Dr. Dinos Kountouras BDS, MSc, PhD is a dentist at Dental Implants and Aesthetics in Queensland, Australia. He recently conducted a clinical case using the PIC system for a full mouth rehabilitation with a digital workflow.
A 60-year-old female patient was referred to Dr. Dinos Kountouras by her general dentist to receive a full mouth rehabilitation treatment.
The patient’s main complaint was that the aesthetics of her smile were lost over the years and her oral function was compromised due to the wear of her teeth. She was aware of having a tooth grinding habit and her treatment wish was to obtain a fixed rehabilitation that would best address all her aesthetic and functional demands.
The patient's medical records indicated a history of chronic acid reflux that was improved over the last years with medication and a change of diet.

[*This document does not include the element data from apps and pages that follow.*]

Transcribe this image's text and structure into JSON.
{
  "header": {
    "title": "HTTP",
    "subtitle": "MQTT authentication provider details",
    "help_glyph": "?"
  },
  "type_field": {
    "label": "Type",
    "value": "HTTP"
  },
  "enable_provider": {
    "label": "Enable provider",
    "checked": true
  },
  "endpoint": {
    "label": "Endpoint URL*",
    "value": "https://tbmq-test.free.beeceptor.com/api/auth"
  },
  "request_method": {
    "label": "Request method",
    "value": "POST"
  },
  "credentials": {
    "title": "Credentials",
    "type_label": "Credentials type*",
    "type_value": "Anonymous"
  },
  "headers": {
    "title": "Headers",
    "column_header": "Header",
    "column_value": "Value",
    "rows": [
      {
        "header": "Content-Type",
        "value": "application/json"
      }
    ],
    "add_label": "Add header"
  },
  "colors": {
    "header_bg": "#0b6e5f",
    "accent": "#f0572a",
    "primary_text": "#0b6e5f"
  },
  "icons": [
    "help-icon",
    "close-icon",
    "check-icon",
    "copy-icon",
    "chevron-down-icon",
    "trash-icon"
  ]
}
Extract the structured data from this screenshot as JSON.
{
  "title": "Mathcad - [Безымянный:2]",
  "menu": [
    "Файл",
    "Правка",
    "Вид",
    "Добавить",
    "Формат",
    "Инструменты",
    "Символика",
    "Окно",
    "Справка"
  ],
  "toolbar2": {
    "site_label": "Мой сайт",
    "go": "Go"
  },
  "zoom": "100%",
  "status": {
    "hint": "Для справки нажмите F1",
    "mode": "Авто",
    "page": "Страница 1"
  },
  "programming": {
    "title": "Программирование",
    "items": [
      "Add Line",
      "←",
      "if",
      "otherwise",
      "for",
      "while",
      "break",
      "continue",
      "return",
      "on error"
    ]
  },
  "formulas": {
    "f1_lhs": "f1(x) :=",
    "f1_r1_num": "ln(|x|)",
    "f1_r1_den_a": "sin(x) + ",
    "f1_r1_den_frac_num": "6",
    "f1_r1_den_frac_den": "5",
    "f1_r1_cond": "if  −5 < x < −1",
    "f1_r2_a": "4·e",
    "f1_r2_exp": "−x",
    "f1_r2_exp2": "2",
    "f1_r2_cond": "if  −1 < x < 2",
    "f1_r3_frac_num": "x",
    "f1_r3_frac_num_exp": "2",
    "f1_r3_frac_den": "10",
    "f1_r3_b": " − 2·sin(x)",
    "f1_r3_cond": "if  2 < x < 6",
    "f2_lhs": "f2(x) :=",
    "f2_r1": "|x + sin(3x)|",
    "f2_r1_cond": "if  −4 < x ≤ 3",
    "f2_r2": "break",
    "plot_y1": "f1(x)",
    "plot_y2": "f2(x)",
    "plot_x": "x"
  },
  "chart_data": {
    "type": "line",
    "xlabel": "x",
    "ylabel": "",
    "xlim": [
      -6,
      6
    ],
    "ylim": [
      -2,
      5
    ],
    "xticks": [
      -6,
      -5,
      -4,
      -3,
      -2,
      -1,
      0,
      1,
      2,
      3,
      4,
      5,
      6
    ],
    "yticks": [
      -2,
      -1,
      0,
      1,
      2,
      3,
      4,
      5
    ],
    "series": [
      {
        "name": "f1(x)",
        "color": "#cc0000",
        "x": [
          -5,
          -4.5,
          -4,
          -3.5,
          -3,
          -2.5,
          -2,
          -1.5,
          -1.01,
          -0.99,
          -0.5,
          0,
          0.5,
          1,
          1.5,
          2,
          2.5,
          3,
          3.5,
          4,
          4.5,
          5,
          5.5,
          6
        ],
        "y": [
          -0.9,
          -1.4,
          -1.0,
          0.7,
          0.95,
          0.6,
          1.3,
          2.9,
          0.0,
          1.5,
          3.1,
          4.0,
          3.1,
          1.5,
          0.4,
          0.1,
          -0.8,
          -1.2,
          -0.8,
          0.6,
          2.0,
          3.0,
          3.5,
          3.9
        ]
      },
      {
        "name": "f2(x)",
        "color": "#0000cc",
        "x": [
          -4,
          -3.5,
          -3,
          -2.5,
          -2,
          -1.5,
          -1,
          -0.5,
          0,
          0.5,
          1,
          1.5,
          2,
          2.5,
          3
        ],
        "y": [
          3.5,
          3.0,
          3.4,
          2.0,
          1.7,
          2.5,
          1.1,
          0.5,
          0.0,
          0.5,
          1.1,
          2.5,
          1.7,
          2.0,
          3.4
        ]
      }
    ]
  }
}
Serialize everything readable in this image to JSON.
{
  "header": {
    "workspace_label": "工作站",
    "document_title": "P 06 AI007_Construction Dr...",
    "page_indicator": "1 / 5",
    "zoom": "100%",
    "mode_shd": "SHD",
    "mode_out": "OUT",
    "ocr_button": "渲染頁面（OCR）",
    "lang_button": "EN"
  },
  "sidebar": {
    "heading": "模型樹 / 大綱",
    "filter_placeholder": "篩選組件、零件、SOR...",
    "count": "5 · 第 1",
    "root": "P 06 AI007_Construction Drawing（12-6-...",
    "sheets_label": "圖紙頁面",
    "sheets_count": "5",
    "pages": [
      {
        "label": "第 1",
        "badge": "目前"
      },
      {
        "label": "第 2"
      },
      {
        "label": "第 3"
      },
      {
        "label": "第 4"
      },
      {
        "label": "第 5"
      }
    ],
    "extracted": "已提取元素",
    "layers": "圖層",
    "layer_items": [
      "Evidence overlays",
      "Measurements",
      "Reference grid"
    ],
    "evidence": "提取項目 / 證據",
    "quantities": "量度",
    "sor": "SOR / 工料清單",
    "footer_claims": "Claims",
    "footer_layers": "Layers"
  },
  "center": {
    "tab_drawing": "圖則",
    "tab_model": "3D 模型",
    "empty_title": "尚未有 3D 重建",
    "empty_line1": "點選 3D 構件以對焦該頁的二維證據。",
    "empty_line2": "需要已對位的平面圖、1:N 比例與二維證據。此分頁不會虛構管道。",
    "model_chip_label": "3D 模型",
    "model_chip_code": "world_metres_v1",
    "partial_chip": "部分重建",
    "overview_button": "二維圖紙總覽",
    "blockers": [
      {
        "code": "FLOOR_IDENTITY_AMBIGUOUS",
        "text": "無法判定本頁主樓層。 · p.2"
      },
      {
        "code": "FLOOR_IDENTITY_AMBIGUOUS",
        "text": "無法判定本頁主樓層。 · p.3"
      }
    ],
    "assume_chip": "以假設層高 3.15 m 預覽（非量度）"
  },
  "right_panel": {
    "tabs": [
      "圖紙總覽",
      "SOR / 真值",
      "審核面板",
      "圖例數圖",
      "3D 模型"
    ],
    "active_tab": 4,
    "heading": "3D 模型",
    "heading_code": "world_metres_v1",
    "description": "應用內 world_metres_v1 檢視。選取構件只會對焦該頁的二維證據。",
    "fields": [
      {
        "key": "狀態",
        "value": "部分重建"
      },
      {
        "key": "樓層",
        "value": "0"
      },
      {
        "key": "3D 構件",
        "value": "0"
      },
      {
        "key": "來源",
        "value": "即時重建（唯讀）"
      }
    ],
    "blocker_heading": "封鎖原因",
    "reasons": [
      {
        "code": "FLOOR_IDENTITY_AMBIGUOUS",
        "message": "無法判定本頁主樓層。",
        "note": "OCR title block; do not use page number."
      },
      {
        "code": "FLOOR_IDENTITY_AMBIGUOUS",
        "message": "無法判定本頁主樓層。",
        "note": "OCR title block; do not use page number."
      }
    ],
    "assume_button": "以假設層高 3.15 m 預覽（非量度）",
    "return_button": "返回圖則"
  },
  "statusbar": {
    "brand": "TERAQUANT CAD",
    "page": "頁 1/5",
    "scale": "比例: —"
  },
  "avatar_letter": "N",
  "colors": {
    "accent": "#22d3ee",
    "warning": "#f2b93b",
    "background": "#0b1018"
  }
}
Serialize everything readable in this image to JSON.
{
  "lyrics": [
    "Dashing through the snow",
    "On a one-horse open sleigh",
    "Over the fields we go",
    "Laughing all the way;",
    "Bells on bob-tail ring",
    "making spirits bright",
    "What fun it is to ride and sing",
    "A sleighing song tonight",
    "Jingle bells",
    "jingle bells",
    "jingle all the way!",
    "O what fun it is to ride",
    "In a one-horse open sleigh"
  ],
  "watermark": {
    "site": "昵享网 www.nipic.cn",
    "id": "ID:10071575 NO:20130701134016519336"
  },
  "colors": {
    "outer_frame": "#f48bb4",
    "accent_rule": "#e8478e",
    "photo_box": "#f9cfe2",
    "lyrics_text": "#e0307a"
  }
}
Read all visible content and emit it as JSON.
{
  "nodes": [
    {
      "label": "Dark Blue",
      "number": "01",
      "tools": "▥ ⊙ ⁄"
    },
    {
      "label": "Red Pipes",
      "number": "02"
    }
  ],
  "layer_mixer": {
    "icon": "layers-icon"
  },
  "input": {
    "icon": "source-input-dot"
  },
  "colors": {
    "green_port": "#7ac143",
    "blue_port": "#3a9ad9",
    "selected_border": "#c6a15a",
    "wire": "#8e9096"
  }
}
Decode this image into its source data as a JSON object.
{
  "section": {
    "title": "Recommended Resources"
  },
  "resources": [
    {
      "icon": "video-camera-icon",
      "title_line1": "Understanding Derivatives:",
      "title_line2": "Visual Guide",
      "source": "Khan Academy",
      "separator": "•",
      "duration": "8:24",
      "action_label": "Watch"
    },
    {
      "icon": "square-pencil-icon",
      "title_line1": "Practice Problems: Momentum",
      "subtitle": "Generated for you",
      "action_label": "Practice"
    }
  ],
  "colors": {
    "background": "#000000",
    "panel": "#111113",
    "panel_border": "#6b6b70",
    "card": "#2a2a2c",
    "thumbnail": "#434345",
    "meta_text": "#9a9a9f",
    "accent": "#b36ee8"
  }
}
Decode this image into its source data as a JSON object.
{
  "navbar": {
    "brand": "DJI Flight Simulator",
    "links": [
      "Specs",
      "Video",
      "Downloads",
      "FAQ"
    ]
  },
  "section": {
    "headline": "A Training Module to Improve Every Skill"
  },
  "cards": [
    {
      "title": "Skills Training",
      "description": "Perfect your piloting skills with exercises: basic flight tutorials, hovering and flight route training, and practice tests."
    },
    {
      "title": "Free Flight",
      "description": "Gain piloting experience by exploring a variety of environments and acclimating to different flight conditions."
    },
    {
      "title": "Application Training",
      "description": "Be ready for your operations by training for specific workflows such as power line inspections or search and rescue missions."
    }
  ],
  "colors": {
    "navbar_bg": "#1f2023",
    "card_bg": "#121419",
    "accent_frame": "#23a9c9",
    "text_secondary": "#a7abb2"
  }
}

Patient records were taken (photographic, intraoral scanning using a Trios® device, face scanning using a RayFace® device, digital recording of jaw motion using a MODJAW® device, CBCT and radiographic examination) and used to build a virtual patient.
The patient was presented with various treatment options. In the maxilla, she decided to proceed with the extraction of all her maxillary teeth and the placement of 6 implants to retain and support a fixed prosthesis. In the mandible, she decided to proceed with a restoration of all her mandibular teeth with minimally invasive bonded ceramic restorations.
All digital patient record files were imported in exocad® to proceed with a facially driven digital design of the smile in centric relation using the patient's own jaw movements as exported by the MODJAW® device.
A digital wax up was created, and silicon keys were made.
An immediate intraoral mockup was tested to gain some feedback from the patient regarding the aesthetics of the proposed smile.
The patient was happy with the aesthetics achieved. Therefore, they proceeded with the manufacturing of PMMA temporaries according to the accepted intraoral mockup.
In the maxilla, a staged extraction approach was chosen, by maintaining 3 natural teeth so that a fixed tooth borne PMMA provisional restoration could be delivered.
This way, the patient had the opportunity to assess the aesthetics long term and function of the prescribed tooth set up. At the same time the provisional retention of teeth aided towards the accurate intraoral stabilization of the surgical implant guide.
The provisional prosthesis was worn by the patient for about 8 weeks. The patient remained happy with the function and aesthetics achieved and there was no need for any further adjustments.
6 implants were placed with a prosthetically driven approach according to the tooth setup of the provisional prosthesis using a universal guided surgery system (Sireal® by Southern Implants). The implants were immediately loaded using a titanium reinforced PMMA provisional.
6 months later, the implant positions were captured using the PIC system.
An intraoral scan of the provisional restorations and a scan of the maxillary soft tissues were also done using the Trios® device.
A new digital record of the mandibular jaw motion with the provisionals using the MODJAW® device was also obtained in order to ensure the accurate record and orientation of all jaw movements at the established treatment position.
The lower teeth were prepped, and a final impression was taken. The PIC file together with the rest of the soft tissue data files were imported in exocad® in order to design the final implant borne maxillary prosthesis, and the minimally invasive bonded ceramic mandibular restorations.
A 3D-printed composite maxillary prosthesis was manufactured and tried to assess the passivity fit, and visualize and assess the occlusal contacts as well as confirm the position of the teeth before the manufacturing of the final prosthesis.
The 3D-printed prosthesis was perfectly adapted, the occlusal contacts were refined using the Tscan® device and the patient was very happy with the final tooth position.
Minimally invasive veneer and tabletop CAD ceramic restorations were manufactured and bonded to the mandibular teeth.
The final maxillary implant prosthesis was manufactured by first milling a cobalt chrome framework and then milling and bonding a zircon full contour overlay bridge over the framework.
The zircon bridge was minimally layered with porcelain to enhance the final aesthetics.
The upper final implant prosthesis was delivered. The passivity of fit was superb, the patient was very happy with the aesthetic and functional results achieved. The prosthesis was finally torqued in place at the review appointment.
A night guard was also delivered at the end of the treatment.
This clinical case wouldn't be possible without the help of Werner Sauer Smile Design, in Brisbane, Australia providing technical work.
This case was done by Dr. Dinos Kountouras at Dental Implants and Aesthetics in Gold Coast, Queensland, Australia.